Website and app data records

┄┄┄┄┄┄┄┄┄┄

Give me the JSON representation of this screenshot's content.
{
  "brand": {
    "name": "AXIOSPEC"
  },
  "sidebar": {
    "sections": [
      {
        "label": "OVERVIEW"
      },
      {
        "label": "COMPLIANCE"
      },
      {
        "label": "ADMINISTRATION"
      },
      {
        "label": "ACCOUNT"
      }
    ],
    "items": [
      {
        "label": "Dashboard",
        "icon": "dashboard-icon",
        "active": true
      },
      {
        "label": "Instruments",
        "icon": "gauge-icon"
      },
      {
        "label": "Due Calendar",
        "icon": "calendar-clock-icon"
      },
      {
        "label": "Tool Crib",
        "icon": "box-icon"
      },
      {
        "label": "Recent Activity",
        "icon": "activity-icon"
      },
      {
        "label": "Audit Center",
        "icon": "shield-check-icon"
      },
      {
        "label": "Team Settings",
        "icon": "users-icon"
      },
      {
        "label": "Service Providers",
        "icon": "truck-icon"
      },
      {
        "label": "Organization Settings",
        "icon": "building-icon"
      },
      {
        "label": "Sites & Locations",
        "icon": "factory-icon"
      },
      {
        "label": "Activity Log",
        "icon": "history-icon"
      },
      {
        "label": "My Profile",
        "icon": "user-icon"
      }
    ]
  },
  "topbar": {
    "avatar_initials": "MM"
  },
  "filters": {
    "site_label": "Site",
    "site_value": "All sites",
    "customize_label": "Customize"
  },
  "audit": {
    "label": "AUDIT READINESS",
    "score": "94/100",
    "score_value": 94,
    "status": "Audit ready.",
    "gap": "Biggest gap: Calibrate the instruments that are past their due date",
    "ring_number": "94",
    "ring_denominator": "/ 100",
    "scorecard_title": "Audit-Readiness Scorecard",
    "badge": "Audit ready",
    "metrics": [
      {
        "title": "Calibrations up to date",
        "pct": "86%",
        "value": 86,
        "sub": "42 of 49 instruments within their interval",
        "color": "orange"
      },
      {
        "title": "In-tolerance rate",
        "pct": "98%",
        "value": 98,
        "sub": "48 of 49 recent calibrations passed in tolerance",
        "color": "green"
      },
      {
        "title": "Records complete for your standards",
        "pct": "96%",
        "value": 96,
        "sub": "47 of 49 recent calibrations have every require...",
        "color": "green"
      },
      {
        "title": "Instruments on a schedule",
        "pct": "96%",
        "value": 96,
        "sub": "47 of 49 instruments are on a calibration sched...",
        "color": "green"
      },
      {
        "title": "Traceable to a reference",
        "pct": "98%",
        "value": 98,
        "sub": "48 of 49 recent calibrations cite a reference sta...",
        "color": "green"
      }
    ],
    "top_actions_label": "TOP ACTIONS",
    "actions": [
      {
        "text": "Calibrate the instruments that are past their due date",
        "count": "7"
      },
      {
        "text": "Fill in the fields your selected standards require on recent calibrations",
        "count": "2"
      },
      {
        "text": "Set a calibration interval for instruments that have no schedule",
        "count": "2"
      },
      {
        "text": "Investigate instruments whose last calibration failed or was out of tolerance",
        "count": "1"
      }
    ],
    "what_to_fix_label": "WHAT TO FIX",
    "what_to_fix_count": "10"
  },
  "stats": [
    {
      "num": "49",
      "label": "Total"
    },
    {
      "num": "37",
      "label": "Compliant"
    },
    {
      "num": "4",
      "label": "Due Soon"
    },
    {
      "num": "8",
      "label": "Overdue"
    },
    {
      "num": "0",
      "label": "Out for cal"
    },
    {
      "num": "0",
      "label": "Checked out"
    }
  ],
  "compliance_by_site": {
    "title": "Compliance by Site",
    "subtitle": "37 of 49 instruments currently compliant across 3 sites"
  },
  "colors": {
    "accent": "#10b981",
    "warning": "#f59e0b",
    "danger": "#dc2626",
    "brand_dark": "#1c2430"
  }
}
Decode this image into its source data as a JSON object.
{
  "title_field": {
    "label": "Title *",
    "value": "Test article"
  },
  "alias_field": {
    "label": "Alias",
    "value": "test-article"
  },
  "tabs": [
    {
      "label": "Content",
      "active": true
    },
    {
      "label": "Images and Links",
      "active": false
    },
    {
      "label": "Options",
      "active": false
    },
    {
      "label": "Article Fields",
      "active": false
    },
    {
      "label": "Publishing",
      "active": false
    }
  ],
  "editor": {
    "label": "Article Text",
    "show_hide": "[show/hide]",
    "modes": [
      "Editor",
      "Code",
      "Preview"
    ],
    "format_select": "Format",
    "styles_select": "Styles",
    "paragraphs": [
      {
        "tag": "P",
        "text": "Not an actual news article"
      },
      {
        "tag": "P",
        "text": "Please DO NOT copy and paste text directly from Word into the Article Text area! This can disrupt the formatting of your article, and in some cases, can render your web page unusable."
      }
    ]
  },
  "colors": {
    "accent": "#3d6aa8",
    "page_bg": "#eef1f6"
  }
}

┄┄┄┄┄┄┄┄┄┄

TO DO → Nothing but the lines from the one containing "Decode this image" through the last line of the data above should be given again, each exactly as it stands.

COMPLETED EXERCISE →
Decode this image into its source data as a JSON object.
{
  "title_field": {
    "label": "Title *",
    "value": "Test article"
  },
  "alias_field": {
    "label": "Alias",
    "value": "test-article"
  },
  "tabs": [
    {
      "label": "Content",
      "active": true
    },
    {
      "label": "Images and Links",
      "active": false
    },
    {
      "label": "Options",
      "active": false
    },
    {
      "label": "Article Fields",
      "active": false
    },
    {
      "label": "Publishing",
      "active": false
    }
  ],
  "editor": {
    "label": "Article Text",
    "show_hide": "[show/hide]",
    "modes": [
      "Editor",
      "Code",
      "Preview"
    ],
    "format_select": "Format",
    "styles_select": "Styles",
    "paragraphs": [
      {
        "tag": "P",
        "text": "Not an actual news article"
      },
      {
        "tag": "P",
        "text": "Please DO NOT copy and paste text directly from Word into the Article Text area! This can disrupt the formatting of your article, and in some cases, can render your web page unusable."
      }
    ]
  },
  "colors": {
    "accent": "#3d6aa8",
    "page_bg": "#eef1f6"
  }
}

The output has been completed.